Saudi Arabia intends to establish a 1,000 km-long canal linking the Gulf with the Arabian Sea, passing by the Kingdom to facilitate transport of oil, avoiding the Strait of Hormuz.
The latest issue of Al-Muhandis magazine, published by the Saudi Council of Engineers, has described the largest artificial canal as the project of the century and the Kingdom’s second renaissance.
Esmat Al-Hakeem, an engineer, said the Saudi Electricity Company is currently studying the project, which aims at not only transporting oil but also generating electricity using nuclear power.
The vital project was first proposed seven years ago.
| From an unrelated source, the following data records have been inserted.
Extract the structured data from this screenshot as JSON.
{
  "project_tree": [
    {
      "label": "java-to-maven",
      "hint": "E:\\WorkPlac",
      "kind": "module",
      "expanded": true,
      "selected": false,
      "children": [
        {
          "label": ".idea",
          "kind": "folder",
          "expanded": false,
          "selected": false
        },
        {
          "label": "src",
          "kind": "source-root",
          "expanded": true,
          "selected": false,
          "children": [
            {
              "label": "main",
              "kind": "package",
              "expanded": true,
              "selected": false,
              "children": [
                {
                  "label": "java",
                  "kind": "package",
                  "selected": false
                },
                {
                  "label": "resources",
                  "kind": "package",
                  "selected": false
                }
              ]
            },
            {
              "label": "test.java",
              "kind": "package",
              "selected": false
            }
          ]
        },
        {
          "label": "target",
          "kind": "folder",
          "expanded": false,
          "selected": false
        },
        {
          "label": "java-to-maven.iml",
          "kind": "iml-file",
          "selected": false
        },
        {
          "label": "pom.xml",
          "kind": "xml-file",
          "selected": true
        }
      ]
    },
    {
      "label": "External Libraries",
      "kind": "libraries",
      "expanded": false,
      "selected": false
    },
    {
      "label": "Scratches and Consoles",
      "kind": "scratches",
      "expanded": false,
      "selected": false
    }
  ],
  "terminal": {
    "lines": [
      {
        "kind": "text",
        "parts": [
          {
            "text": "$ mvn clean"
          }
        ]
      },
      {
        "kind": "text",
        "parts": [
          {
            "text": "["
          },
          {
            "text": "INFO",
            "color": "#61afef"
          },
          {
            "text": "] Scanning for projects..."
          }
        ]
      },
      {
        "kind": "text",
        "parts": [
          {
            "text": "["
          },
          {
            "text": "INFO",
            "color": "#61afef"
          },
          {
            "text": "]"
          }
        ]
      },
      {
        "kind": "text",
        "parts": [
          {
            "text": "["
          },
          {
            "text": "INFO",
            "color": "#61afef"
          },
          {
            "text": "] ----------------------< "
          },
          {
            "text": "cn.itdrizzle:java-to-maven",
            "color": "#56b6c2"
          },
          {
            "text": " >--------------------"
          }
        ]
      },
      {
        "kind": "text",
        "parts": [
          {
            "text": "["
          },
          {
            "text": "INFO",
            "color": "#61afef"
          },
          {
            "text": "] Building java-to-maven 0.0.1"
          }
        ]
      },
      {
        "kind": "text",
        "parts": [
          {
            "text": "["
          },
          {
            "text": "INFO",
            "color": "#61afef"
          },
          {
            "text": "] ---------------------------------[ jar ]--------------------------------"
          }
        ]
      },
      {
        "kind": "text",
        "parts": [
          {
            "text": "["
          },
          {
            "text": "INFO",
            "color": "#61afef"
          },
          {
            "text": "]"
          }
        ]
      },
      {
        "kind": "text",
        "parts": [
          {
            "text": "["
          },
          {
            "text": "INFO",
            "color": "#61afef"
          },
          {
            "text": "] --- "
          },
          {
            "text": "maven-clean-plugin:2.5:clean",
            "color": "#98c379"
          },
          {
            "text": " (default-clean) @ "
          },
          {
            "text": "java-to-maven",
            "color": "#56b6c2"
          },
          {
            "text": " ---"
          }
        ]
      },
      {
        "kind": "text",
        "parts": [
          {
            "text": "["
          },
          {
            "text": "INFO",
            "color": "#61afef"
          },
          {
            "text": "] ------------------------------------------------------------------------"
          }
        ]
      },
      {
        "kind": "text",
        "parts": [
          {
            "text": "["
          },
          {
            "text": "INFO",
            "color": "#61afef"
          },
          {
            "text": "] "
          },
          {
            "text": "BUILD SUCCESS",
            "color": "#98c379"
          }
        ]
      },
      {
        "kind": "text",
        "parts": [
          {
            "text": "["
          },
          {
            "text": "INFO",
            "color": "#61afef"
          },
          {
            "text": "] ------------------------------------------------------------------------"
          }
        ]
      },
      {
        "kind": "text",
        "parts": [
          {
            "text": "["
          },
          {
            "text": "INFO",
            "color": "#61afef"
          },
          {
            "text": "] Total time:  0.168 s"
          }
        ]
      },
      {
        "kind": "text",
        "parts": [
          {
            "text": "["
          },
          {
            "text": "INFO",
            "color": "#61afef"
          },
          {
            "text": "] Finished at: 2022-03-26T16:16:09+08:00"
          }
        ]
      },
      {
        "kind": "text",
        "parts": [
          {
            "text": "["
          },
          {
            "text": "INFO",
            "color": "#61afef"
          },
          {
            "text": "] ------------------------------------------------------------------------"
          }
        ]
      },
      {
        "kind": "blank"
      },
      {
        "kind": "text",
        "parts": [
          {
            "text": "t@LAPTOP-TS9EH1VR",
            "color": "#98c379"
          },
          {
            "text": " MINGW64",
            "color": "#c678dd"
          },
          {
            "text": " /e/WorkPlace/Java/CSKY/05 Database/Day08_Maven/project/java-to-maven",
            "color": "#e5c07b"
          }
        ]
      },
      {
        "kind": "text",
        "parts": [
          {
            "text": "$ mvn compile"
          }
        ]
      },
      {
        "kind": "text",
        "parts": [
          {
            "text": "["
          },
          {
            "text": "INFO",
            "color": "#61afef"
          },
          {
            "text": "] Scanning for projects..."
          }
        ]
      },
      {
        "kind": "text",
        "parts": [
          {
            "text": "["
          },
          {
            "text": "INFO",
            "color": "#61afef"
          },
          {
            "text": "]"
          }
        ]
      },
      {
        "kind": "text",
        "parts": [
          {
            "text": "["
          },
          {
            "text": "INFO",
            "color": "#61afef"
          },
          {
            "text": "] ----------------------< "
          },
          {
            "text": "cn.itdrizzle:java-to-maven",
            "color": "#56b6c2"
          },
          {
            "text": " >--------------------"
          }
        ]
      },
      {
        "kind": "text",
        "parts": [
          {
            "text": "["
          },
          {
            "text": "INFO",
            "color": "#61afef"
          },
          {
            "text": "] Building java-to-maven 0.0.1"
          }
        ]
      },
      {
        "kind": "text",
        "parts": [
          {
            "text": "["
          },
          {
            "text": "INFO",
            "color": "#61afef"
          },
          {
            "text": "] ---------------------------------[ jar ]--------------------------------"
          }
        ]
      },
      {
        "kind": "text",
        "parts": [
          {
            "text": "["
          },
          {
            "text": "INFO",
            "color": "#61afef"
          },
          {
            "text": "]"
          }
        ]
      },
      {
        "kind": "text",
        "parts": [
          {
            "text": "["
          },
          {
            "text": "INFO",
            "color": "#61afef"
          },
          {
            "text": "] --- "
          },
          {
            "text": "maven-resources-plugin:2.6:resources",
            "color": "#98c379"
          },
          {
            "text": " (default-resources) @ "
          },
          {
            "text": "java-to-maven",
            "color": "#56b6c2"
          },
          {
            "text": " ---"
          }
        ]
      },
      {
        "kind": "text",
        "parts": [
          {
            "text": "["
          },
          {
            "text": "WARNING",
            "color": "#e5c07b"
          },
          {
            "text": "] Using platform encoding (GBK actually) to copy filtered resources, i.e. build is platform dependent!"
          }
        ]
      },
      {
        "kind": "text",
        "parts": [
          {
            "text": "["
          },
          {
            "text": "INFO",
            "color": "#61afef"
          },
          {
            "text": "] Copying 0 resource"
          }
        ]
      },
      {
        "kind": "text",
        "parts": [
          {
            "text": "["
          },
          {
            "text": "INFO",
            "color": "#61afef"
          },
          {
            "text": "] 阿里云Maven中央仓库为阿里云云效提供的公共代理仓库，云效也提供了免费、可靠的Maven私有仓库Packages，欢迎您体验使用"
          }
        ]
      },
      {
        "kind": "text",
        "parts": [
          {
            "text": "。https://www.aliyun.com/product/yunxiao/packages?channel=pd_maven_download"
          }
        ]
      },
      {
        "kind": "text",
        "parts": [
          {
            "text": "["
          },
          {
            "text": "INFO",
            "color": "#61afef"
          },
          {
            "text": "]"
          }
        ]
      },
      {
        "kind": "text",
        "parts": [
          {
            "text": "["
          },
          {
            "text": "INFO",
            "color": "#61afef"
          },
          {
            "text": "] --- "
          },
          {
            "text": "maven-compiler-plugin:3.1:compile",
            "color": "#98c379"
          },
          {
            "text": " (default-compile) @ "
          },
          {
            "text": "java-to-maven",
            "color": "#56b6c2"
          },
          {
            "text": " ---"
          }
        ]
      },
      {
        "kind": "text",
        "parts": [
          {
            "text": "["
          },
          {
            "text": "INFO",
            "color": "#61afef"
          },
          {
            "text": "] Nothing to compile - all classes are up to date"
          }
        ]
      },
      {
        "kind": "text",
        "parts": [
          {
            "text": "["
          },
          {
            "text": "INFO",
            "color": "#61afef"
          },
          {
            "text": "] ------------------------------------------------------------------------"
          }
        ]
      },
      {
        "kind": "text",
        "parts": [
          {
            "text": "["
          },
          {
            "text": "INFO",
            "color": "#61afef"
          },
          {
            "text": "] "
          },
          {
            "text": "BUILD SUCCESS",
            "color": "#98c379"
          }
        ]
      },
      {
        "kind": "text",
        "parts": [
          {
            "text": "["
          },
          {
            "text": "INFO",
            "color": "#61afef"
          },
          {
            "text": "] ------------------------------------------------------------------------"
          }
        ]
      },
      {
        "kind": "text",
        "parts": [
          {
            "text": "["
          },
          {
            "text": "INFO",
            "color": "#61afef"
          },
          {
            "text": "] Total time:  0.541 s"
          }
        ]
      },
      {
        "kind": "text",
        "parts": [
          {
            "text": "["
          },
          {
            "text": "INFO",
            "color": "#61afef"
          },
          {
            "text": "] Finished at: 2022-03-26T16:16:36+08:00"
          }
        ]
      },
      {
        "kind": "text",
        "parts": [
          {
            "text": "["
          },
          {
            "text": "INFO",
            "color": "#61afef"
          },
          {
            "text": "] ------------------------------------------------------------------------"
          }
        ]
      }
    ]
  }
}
In the first phase it will be used to produce electricity. Later it will be transformed into the country’s second renaissance.
The new canal will start from the Arabian Sea and will pass through Omani and Yemeni borders before reaching Rub Al-Khali, the second largest desert in the world covering a total area of 600,000 square kilometers.
“The canal will have a length of 1,000 km,” said Al-Hakeem.
A number of canals will be constructed inside the Kingdom to be linked with the big canal, he said, adding that a nuclear power plant would be set up on every canal to produce electricity. The plants will be established in the Empty Quarter away from residential cities.
“These plants will generate not less than 50 gigawatts of electricity in addition to desalinated water which will be supplied to residential districts and agricultural farms in the region.
Modern cities will be constructed near the branches of these canals to accommodate workers engaged in implementing new projects including power generation plants, industries, agricultural fields, animal farms and irrigation facilities in the Empty Quarter.
Tourist centers would also be developed on the canals for winter recreation when temperatures fall in Europe, US and other countries, the study said.
Huge agricultural projects will be established in green houses to produce vegetables and different types of flowers. Fish farming and poultry and dairy farms are other projects planned.
“The move aims at transforming the Empty Quarter, which is now an abandoned region, into a food basket of Saudi Arabia and the main power supply center,” said Al-Hakeem.
According to the study, 10 nuclear power stations will be constructed along the new canals with a total capacity of 50 gigawatt, which is the Kingdom’s present electricity requirement. This will enable the Kingdom to avoid its dependence on traditional power stations powered by oil.
Plans are also underway to establish solar power fields in the Empty Quarter to produce not less than 50 gigawatt of electricity, he explained. The capacity of solar plants would be increased gradually to reduce dependence on nuclear plants, he added.
Referring to industry, the study said plans are being made to establish huge plants for manufacturing heavy and light vehicles, intermediate and high-speed ships, trucks and solar panels.
Referring to transportation, the study has proposed establishment of two airports for transportation of passengers and goods. Communication facilities by land would also be constructed to link the projects in the Empty Quarter with main Saudi cities. A railway line will also be constructed.
“The project also aims at transforming the Kingdom into an exporter of products instead of its present position as a consumer country,” Al-Hakeem told Okaz/Saudi Gazette. Saudi Arabia will play a pioneering role in peaceful use of nuclear energy, he added.
It will also help Kingdom achieve remarkable progress in industry, agriculture, livestock and energy supply and create a lot of opportunities for Saudi engineers specialized in various disciplines. It will also transform the desert land of Empty Quarter into a paradise of greeneries, rivers and canals.
The project can be implemented in other countries, he said. “In case the international canal is not realized because of political reasons, the canals inside the Kingdom can be linked with the Red Sea and Arabian Gulf and nuclear plants will be constructed for peaceful purposes.
This article was first published by the Saudi Gazette on Wednesday, April 20, 2016.SHOW MORE